Mini lovers point to its airplane-like dashboard (complete with toggle switches), its fuel efficiency (28 city miles and 37 highway miles per gallon), its four-star federal safety rating (with six airbags tucked in each one) and its relative cheapness (its starting price is $16,000, though add-on features quickly add on).
The new Mini's appeal eerily mirrors that of the original Mini, which first hit the streets of England in 1959.
"It was a really radical design," said Stephen Laing, curator of the Heritage Motor Centre, a museum and archive in Gaydon, England. "It wasn't just a car. It had a personality about it."
That first year, 20,000 pioneering Brits bought the car. (About 24,000 Americans bought the new Mini in its first year here.)
Sir Alec Issigonis designed the car on the heels of the 1956 Suez Crisis, after gas rationing prompted the British motor industry to search for a fuel-efficient car.
The old Mini — or "real Mini," as enthusiasts jealously call it — made automotive design history. In the interest of creating space, Sir Alec planted the engine transversely instead of north to south, and this is now the layout of most small- to medium-size cars.
BMW acquired the Mini brand in 1994, but the old Minis stayed in production until 2000, and 5.4 million were sold in the car's lifetime. The new Mini rolled out in 2001.
"Mini's kind of new to you guys in the States," said Mr. Laing, the British curator, with a hint of mirth. "I guess it's kind of an education for you."
If anyone is ready to do the educating, it is Chris Sell, 37, originally from Rugby, England. Mr. Sell lives in Park Slope and he owns a 1973 Mini he shipped from England in December 2000. He is one of six "real Mini" owners who belong to the Mini Club of New York.
"Somebody walked over it," he said, pointing to a footprint indented on the purple hood in March. "It adds to the character, I suppose."
He has watched as the new Mini surfaced on Park Slope streets. He even considered buying one, but the price of the super souped-up version — $29,500 — threw him off.
"I was talking to the wife about it and she said we can't afford it," said Mr. Sell, who owns the Chip Shop in Park Slope, a British eatery with Mini regalia on the walls.
His advice to new Mini drivers: "You've got to take on the personality of the car, which is small and inoffensive. You can't get road rage with a Mini."
But his advice may prove unnecessary. New Yorkers seem eager to take on the meek Mini persona. The owner's manual suggests that Mini drivers give each other the thumbs up when passing in the street, and New Yorkers actually comply.
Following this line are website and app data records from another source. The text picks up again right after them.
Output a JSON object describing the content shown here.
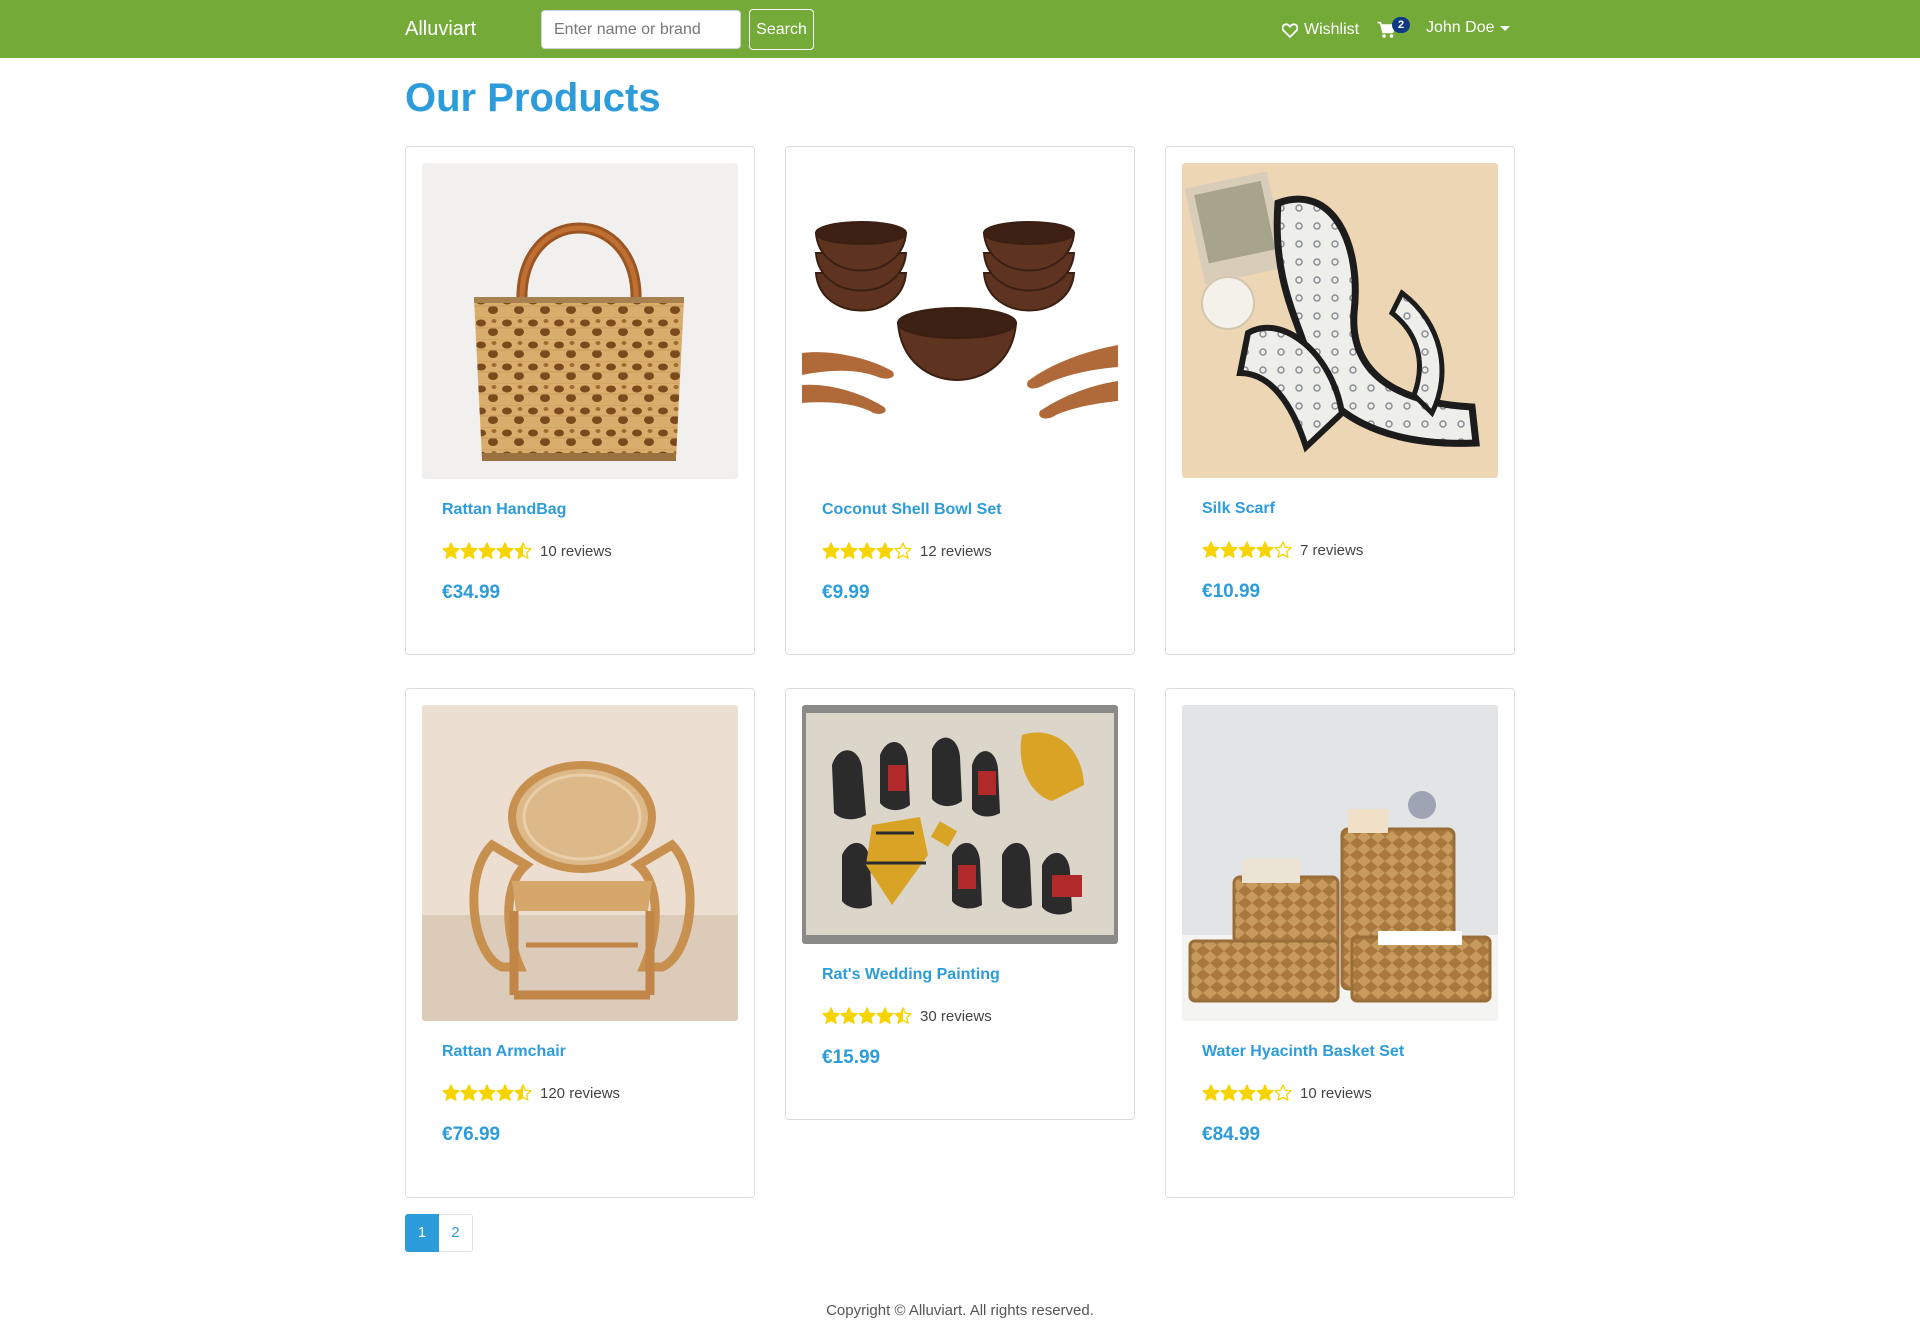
{
  "navbar": {
    "brand": "Alluviart",
    "search_placeholder": "Enter name or brand",
    "search_button": "Search",
    "wishlist_label": "Wishlist",
    "cart_count": "2",
    "user_name": "John Doe",
    "background_color": "#73aa38"
  },
  "page": {
    "title": "Our Products"
  },
  "products": [
    {
      "name": "Rattan HandBag",
      "rating": 4.5,
      "reviews": "10 reviews",
      "price": "€34.99",
      "image": "rattan-handbag"
    },
    {
      "name": "Coconut Shell Bowl Set",
      "rating": 4,
      "reviews": "12 reviews",
      "price": "€9.99",
      "image": "coconut-bowls"
    },
    {
      "name": "Silk Scarf",
      "rating": 4,
      "reviews": "7 reviews",
      "price": "€10.99",
      "image": "silk-scarf"
    },
    {
      "name": "Rattan Armchair",
      "rating": 4.5,
      "reviews": "120 reviews",
      "price": "€76.99",
      "image": "rattan-armchair"
    },
    {
      "name": "Rat's Wedding Painting",
      "rating": 4.5,
      "reviews": "30 reviews",
      "price": "€15.99",
      "image": "rats-wedding-painting"
    },
    {
      "name": "Water Hyacinth Basket Set",
      "rating": 4,
      "reviews": "10 reviews",
      "price": "€84.99",
      "image": "hyacinth-baskets"
    }
  ],
  "pagination": {
    "pages": [
      "1",
      "2"
    ],
    "current": "1"
  },
  "footer": {
    "copyright": "Copyright © Alluviart. All rights reserved."
  },
  "colors": {
    "accent": "#2d9cdb",
    "star": "#f5d400",
    "badge": "#103a86"
  }
}
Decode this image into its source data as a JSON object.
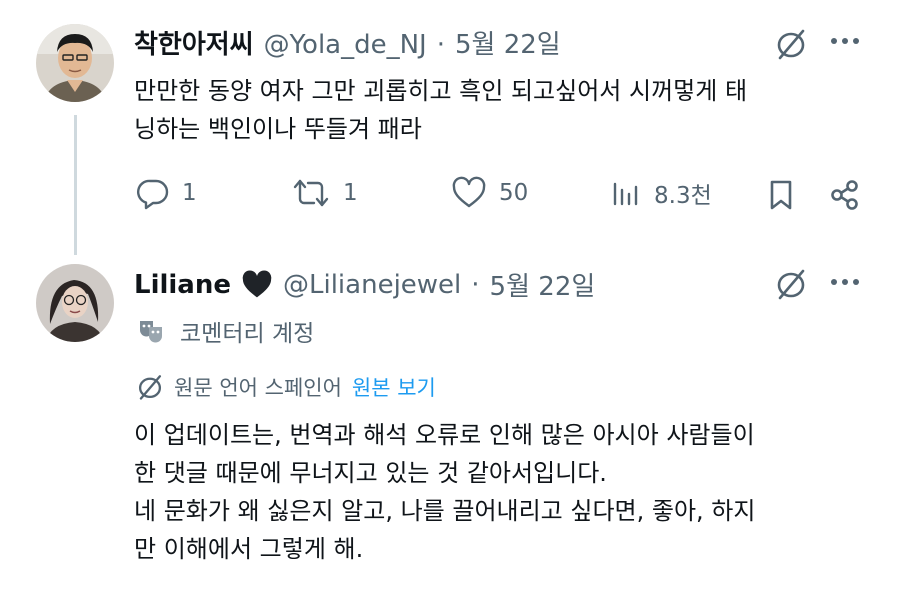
{
  "tweet1": {
    "display_name": "착한아저씨",
    "handle": "@Yola_de_NJ",
    "separator": "·",
    "date": "5월 22일",
    "text_line1": "만만한 동양 여자 그만 괴롭히고 흑인 되고싶어서 시꺼멓게 태",
    "text_line2": "닝하는 백인이나 뚜들겨 패라",
    "replies": "1",
    "reposts": "1",
    "likes": "50",
    "views": "8.3천",
    "icons": [
      "no-translate-icon",
      "more-icon",
      "reply-icon",
      "repost-icon",
      "like-icon",
      "views-icon",
      "bookmark-icon",
      "share-icon"
    ]
  },
  "tweet2": {
    "display_name": "Liliane",
    "handle": "@Lilianejewel",
    "separator": "·",
    "date": "5월 22일",
    "label": "코멘터리 계정",
    "translation_note": "원문 언어 스페인어",
    "show_original": "원본 보기",
    "text_line1": "이 업데이트는, 번역과 해석 오류로 인해 많은 아시아 사람들이",
    "text_line2": "한 댓글 때문에 무너지고 있는 것 같아서입니다.",
    "text_line3": "네 문화가 왜 싫은지 알고, 나를 끌어내리고 싶다면, 좋아, 하지",
    "text_line4": "만 이해에서 그렇게 해.",
    "icons": [
      "black-heart-icon",
      "theater-masks-icon",
      "no-translate-icon",
      "more-icon"
    ]
  },
  "colors": {
    "text": "#0f1419",
    "secondary": "#536471",
    "link": "#1d9bf0",
    "thread_line": "#cfd9de"
  }
}
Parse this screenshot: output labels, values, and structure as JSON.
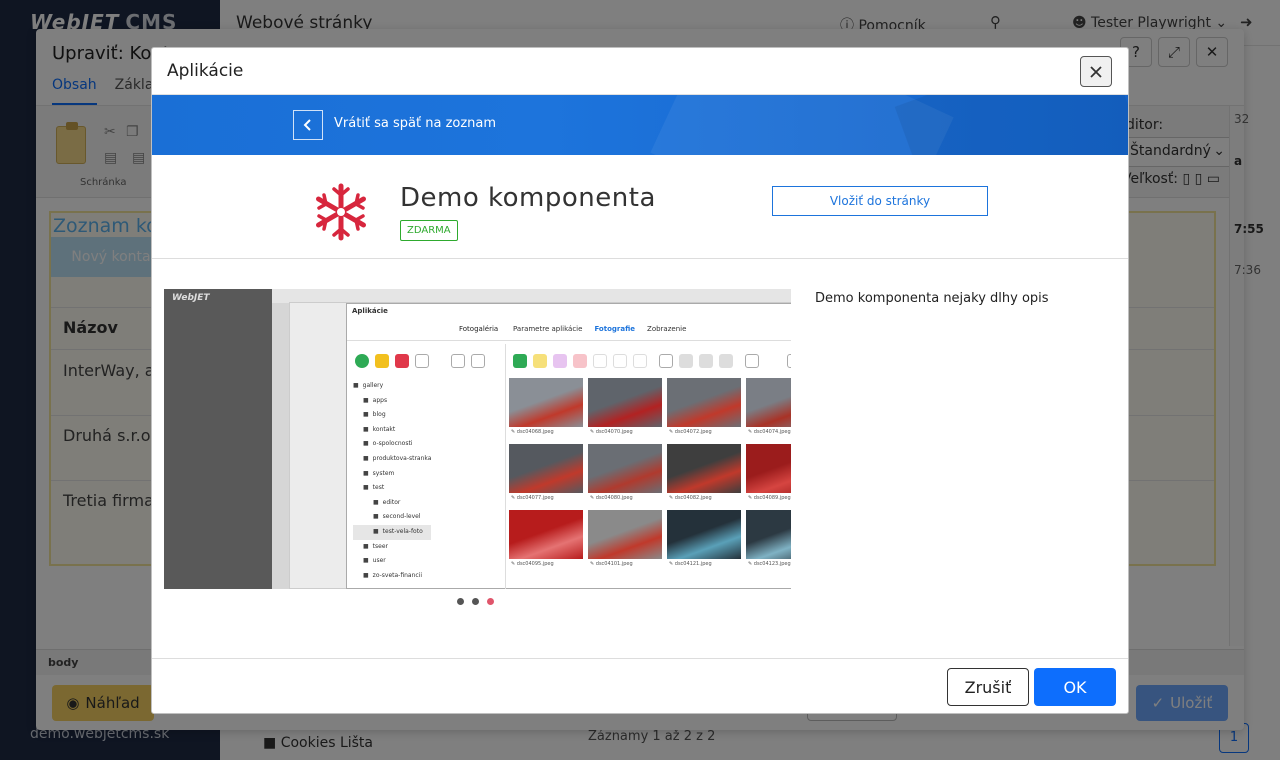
{
  "background_app": {
    "logo_text": "WebJET",
    "logo_cms": "CMS",
    "page_title": "Webové stránky",
    "help_label": "Pomocník",
    "user_label": "Tester Playwright",
    "domain_label": "demo.webjetcms.sk",
    "folder_label": "Cookies Lišta",
    "records_label": "Záznamy 1 až 2 z 2",
    "pagination_current": "1"
  },
  "editor_window": {
    "title": "Upraviť: Kont",
    "tabs": [
      "Obsah",
      "Základ"
    ],
    "active_tab_index": 0,
    "clipboard_label": "Schránka",
    "editor_label": "ditor:",
    "editor_select_value": "Štandardný",
    "size_label": "Veľkosť:",
    "right_number": "32",
    "right_time_1": "7:55",
    "right_time_2": "7:36",
    "right_letter": "a",
    "content": {
      "heading": "Zoznam kon",
      "new_button": "Nový konta",
      "column_header": "Názov",
      "rows": [
        "InterWay, a.",
        "Druhá s.r.o.",
        "Tretia firma a"
      ]
    },
    "status_path": "body",
    "preview_button": "Náhľad",
    "save_button": "Uložiť"
  },
  "modal": {
    "title": "Aplikácie",
    "back_label": "Vrátiť sa späť na zoznam",
    "app_name": "Demo komponenta",
    "price_badge": "ZDARMA",
    "insert_button": "Vložiť do stránky",
    "description": "Demo komponenta nejaky dlhy opis",
    "slides_count": 3,
    "active_slide_index": 2,
    "cancel_button": "Zrušiť",
    "ok_button": "OK",
    "colors": {
      "banner": "#1d74dc",
      "primary": "#0d6efd",
      "icon": "#d7263d",
      "free_badge": "#2eaa2e",
      "dot_active": "#e0556b"
    }
  },
  "slide_screenshot": {
    "dialog_title": "Aplikácie",
    "gallery_label": "Fotogaléria",
    "tabs": [
      "Parametre aplikácie",
      "Fotografie",
      "Zobrazenie"
    ],
    "active_tab_index": 1,
    "tree": [
      {
        "label": "gallery",
        "depth": 0
      },
      {
        "label": "apps",
        "depth": 1
      },
      {
        "label": "blog",
        "depth": 1
      },
      {
        "label": "kontakt",
        "depth": 1
      },
      {
        "label": "o-spolocnosti",
        "depth": 1
      },
      {
        "label": "produktova-stranka",
        "depth": 1
      },
      {
        "label": "system",
        "depth": 1
      },
      {
        "label": "test",
        "depth": 1
      },
      {
        "label": "editor",
        "depth": 2
      },
      {
        "label": "second-level",
        "depth": 2
      },
      {
        "label": "test-vela-foto",
        "depth": 2
      },
      {
        "label": "tseer",
        "depth": 1
      },
      {
        "label": "user",
        "depth": 1
      },
      {
        "label": "zo-sveta-financii",
        "depth": 1
      }
    ],
    "images": [
      "dsc04068.jpeg",
      "dsc04070.jpeg",
      "dsc04072.jpeg",
      "dsc04074.jpeg",
      "dsc04077.jpeg",
      "dsc04080.jpeg",
      "dsc04082.jpeg",
      "dsc04089.jpeg",
      "dsc04095.jpeg",
      "dsc04101.jpeg",
      "dsc04121.jpeg",
      "dsc04123.jpeg"
    ]
  }
}
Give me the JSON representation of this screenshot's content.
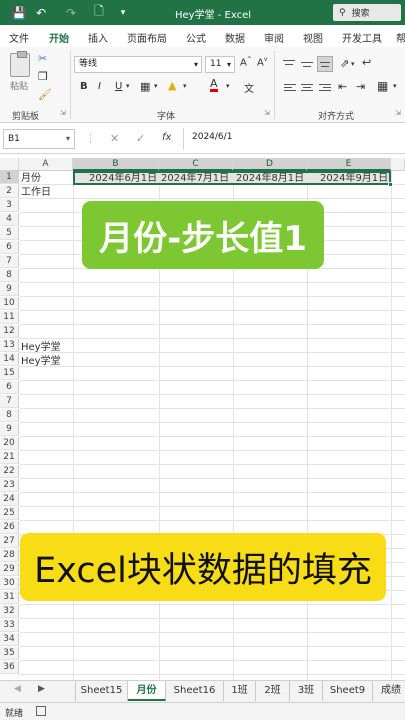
{
  "titlebar": {
    "title": "Hey学堂  -  Excel",
    "search_label": "搜索",
    "save_icon": "save-icon",
    "undo_icon": "undo-icon",
    "redo_icon": "redo-icon",
    "new_icon": "new-file-icon"
  },
  "ribbon_tabs": [
    "文件",
    "开始",
    "插入",
    "页面布局",
    "公式",
    "数据",
    "审阅",
    "视图",
    "开发工具",
    "帮"
  ],
  "active_tab": "开始",
  "ribbon": {
    "paste_label": "粘贴",
    "font_name": "等线",
    "font_size": "11",
    "groups": [
      "剪贴板",
      "字体",
      "对齐方式"
    ],
    "bold": "B",
    "italic": "I",
    "underline": "U"
  },
  "formula_bar": {
    "name_box": "B1",
    "formula": "2024/6/1",
    "fx_label": "fx"
  },
  "columns": [
    "A",
    "B",
    "C",
    "D",
    "E"
  ],
  "rows": [
    "1",
    "2",
    "3",
    "4",
    "5",
    "6",
    "7",
    "8",
    "9",
    "10",
    "11",
    "12",
    "13",
    "14",
    "15",
    "16",
    "17",
    "18",
    "19",
    "20",
    "21",
    "22",
    "23",
    "24",
    "25",
    "26",
    "27",
    "28",
    "29",
    "30",
    "31",
    "32",
    "33",
    "34",
    "35",
    "36"
  ],
  "row_labels_visible": [
    "1",
    "2",
    "3",
    "4",
    "5",
    "6",
    "7",
    "8",
    "9",
    "10",
    "11",
    "12",
    "13",
    "14",
    "15",
    "6",
    "7",
    "8",
    "9",
    "20",
    "21",
    "22",
    "23",
    "24",
    "25",
    "26",
    "27",
    "28",
    "29",
    "30",
    "31",
    "32",
    "33",
    "34",
    "35",
    "36"
  ],
  "cells": {
    "A1": "月份",
    "A2": "工作日",
    "B1": "2024年6月1日",
    "C1": "2024年7月1日",
    "D1": "2024年8月1日",
    "E1": "2024年9月1日",
    "A13": "Hey学堂",
    "A14": "Hey学堂"
  },
  "banners": {
    "top": "月份-步长值1",
    "bottom": "Excel块状数据的填充"
  },
  "colors": {
    "excel_green": "#217346",
    "banner_green": "#7dc832",
    "banner_yellow": "#f7dc16"
  },
  "sheet_tabs": [
    "Sheet15",
    "月份",
    "Sheet16",
    "1班",
    "2班",
    "3班",
    "Sheet9",
    "成绩表"
  ],
  "active_sheet": "月份",
  "status": {
    "text": "就绪"
  }
}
These New Yorkers are excessively eager to talk about their cars, using Mini-propagandistic words like "motoring" instead of driving. (Of the nine Mini drivers contacted for interviews — four with notes left on windshields — all called back within hours, some repeatedly.)
They are soft and emotive when discussing their cars, which they tend to name, said Dana B. Hagendorf, director of marketing for BMW of Manhattan.
"It's almost like they're buying a pet," Ms. Hagendorf said. "I've never seen anything like it."
Such was the case when Pamela Simpson first saw her Chili Red Mini.
"It was love at first sight," said Ms. Simpson, a television writer and producer who lives in Manhattan and does not tell her age.
"It is like the sexiest car I have driven," she said. "People go running up to it. One guy said, `Oh that red is so fabulous with your dark hair.' "
By comparison, Ms. Galvin's love-at-first-sight experience was bittersweet, tinged with the guilt of a torrid affair.
First, she preempts the story by talking about her former car with utmost regard:
"I would never badmouth a Corolla. A Corolla is a great car. This was more of an impulse thing."
But the day she drove her `95 Corolla to a Mini dealership in New Jersey was the last day she saw the car.
"I left it," said Ms. Galvin, who traded it in for a Black Mini Cooper she has since named "Dinte" because "it sounds English."
"This has never happened to me before," Ms. Galvin said of her new car romance. "We're married. This is a long-term commitment."